I know it feels like it was just yesterday that Endeavour returned from its mission to the International Space Station. With the new compressed space shuttle schedule, get used to it – NASA’s got a lot of missions to schedule if they’re going to hit their 2010 completion date of the International Space Station. Next up, Discovery. The shuttle was moved out to the launch pad on Sunday, and now awaits its October 23rd launch.
The shuttle made the 5.5 km (3.4 mile) journey from the Vehicle Assembly Building to its launch pad at NASA’s Kennedy Space Center. It started out at 6:47 am EDT, and was firmly down at the launch pad at 1:15 pm. The huge crawler transporter only moves about 1.6 kph (1 mph), so it’s really slow going.

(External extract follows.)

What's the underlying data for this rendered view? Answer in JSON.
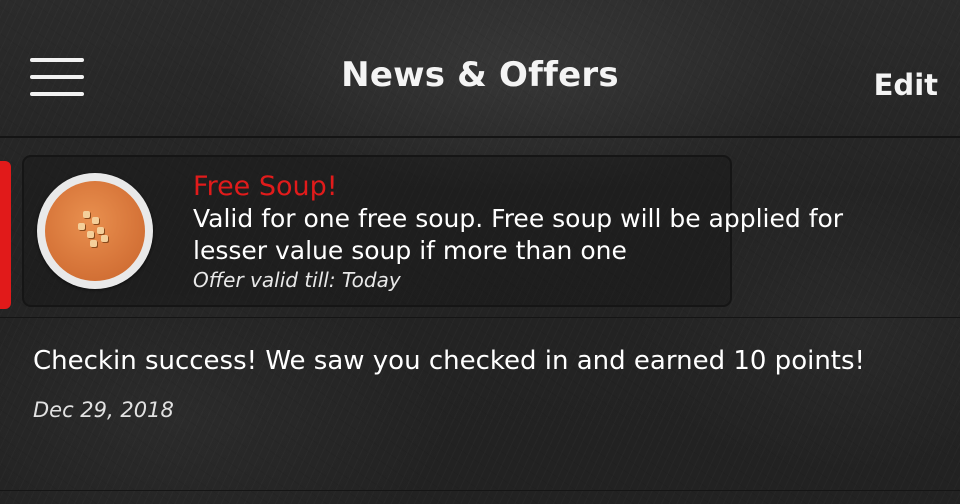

With the shuttle on the pad, everyone still has a series of activities to complete before the beginning of mission STS-120. The crew will arrive on October 7th, and perform a dress rehearsal on October 10th.

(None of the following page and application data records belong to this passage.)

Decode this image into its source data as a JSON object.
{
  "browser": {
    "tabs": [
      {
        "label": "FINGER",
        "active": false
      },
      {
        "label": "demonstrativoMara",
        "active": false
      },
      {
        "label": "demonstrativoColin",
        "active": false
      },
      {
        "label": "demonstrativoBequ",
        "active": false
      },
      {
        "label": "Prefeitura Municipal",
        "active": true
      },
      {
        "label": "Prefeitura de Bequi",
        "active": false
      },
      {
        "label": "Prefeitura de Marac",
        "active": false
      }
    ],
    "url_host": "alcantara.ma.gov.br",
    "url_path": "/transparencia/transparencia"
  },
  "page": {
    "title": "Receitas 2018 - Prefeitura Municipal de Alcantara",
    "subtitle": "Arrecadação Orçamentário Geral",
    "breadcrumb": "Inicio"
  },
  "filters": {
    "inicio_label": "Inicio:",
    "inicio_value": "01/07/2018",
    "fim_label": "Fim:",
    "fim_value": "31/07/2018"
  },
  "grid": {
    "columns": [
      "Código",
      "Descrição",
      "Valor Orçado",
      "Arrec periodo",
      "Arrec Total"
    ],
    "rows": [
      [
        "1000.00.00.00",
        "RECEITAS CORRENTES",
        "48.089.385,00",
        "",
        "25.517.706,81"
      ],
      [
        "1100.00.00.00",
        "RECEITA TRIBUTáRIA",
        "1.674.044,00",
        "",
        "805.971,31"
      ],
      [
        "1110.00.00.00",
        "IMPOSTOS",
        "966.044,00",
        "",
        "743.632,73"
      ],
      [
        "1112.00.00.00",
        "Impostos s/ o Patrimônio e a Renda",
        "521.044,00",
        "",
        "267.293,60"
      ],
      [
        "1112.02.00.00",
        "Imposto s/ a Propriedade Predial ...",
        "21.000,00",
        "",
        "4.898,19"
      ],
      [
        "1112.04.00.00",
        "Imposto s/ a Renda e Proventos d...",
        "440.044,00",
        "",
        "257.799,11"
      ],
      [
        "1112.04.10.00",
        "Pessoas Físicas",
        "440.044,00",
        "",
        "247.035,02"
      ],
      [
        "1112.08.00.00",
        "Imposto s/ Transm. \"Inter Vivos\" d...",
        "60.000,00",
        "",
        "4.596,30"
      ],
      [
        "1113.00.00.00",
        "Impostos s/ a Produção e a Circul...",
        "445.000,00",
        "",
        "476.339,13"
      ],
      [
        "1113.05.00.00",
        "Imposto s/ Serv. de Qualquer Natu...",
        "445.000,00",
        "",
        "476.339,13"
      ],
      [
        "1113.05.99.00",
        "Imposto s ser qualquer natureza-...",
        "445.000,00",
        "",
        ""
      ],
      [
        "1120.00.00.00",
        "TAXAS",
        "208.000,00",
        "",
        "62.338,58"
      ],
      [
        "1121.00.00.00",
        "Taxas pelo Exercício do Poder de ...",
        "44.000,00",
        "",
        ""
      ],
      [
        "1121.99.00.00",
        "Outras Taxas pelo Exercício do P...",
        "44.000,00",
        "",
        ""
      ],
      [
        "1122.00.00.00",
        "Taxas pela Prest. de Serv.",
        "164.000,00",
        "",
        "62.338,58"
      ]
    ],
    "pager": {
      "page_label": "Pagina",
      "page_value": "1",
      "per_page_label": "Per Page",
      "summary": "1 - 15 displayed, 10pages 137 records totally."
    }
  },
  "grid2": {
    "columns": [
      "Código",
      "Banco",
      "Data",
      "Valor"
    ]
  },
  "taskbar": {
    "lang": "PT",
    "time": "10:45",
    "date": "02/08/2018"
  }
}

If all goes well, Discovery will blast off on October 23rd, once again bound for the International Space Station. The shuttle will be carrying the US-built Harmony module. This six-hatched cylinder will serve as a pressurized gateway to attach future science laboratories to the station.

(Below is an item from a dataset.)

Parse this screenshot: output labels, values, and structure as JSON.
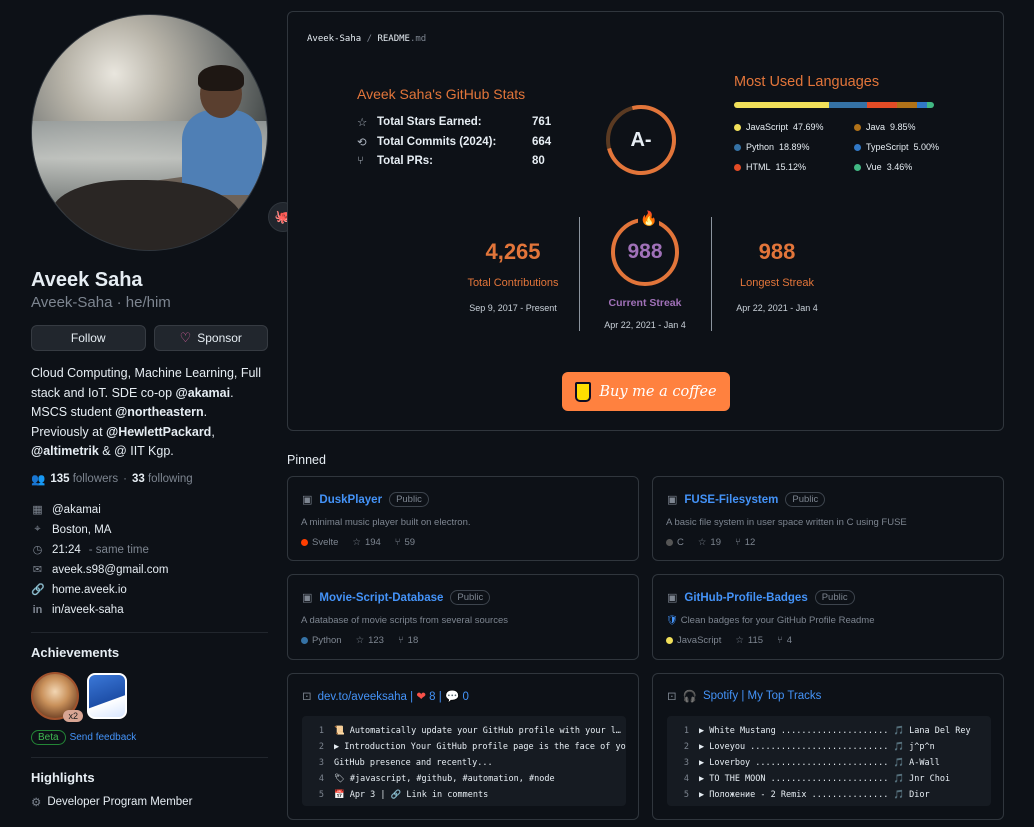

The STS-120 crew is led by Pam Melroy, only the second woman ever to command a space shuttle mission.
Original Source: NASA News Release